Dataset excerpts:
+++

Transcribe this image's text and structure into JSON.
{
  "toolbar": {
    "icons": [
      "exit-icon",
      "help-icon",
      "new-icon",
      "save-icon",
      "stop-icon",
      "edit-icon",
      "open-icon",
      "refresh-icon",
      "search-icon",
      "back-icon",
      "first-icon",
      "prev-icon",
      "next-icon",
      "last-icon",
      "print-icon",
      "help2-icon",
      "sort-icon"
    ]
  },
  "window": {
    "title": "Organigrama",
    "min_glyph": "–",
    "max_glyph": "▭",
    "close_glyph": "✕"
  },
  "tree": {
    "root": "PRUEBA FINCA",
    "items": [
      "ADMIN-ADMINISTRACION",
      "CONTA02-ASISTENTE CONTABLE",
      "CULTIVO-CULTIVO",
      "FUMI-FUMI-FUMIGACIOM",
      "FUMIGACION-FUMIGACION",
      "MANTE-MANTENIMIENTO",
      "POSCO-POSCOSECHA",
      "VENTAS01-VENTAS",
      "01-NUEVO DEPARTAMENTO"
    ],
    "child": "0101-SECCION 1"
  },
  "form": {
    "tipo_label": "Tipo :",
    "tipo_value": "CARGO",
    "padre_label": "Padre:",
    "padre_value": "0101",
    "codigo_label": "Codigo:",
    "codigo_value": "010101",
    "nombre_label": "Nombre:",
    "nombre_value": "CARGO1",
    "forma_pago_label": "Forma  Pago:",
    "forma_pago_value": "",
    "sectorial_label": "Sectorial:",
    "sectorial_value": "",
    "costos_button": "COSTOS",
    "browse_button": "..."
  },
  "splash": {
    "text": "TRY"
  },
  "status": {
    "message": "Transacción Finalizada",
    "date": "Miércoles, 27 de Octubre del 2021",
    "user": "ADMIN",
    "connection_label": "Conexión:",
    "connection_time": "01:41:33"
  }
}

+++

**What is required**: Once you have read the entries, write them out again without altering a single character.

**Response**:
Transcribe this image's text and structure into JSON.
{
  "toolbar": {
    "icons": [
      "exit-icon",
      "help-icon",
      "new-icon",
      "save-icon",
      "stop-icon",
      "edit-icon",
      "open-icon",
      "refresh-icon",
      "search-icon",
      "back-icon",
      "first-icon",
      "prev-icon",
      "next-icon",
      "last-icon",
      "print-icon",
      "help2-icon",
      "sort-icon"
    ]
  },
  "window": {
    "title": "Organigrama",
    "min_glyph": "–",
    "max_glyph": "▭",
    "close_glyph": "✕"
  },
  "tree": {
    "root": "PRUEBA FINCA",
    "items": [
      "ADMIN-ADMINISTRACION",
      "CONTA02-ASISTENTE CONTABLE",
      "CULTIVO-CULTIVO",
      "FUMI-FUMI-FUMIGACIOM",
      "FUMIGACION-FUMIGACION",
      "MANTE-MANTENIMIENTO",
      "POSCO-POSCOSECHA",
      "VENTAS01-VENTAS",
      "01-NUEVO DEPARTAMENTO"
    ],
    "child": "0101-SECCION 1"
  },
  "form": {
    "tipo_label": "Tipo :",
    "tipo_value": "CARGO",
    "padre_label": "Padre:",
    "padre_value": "0101",
    "codigo_label": "Codigo:",
    "codigo_value": "010101",
    "nombre_label": "Nombre:",
    "nombre_value": "CARGO1",
    "forma_pago_label": "Forma  Pago:",
    "forma_pago_value": "",
    "sectorial_label": "Sectorial:",
    "sectorial_value": "",
    "costos_button": "COSTOS",
    "browse_button": "..."
  },
  "splash": {
    "text": "TRY"
  },
  "status": {
    "message": "Transacción Finalizada",
    "date": "Miércoles, 27 de Octubre del 2021",
    "user": "ADMIN",
    "connection_label": "Conexión:",
    "connection_time": "01:41:33"
  }
}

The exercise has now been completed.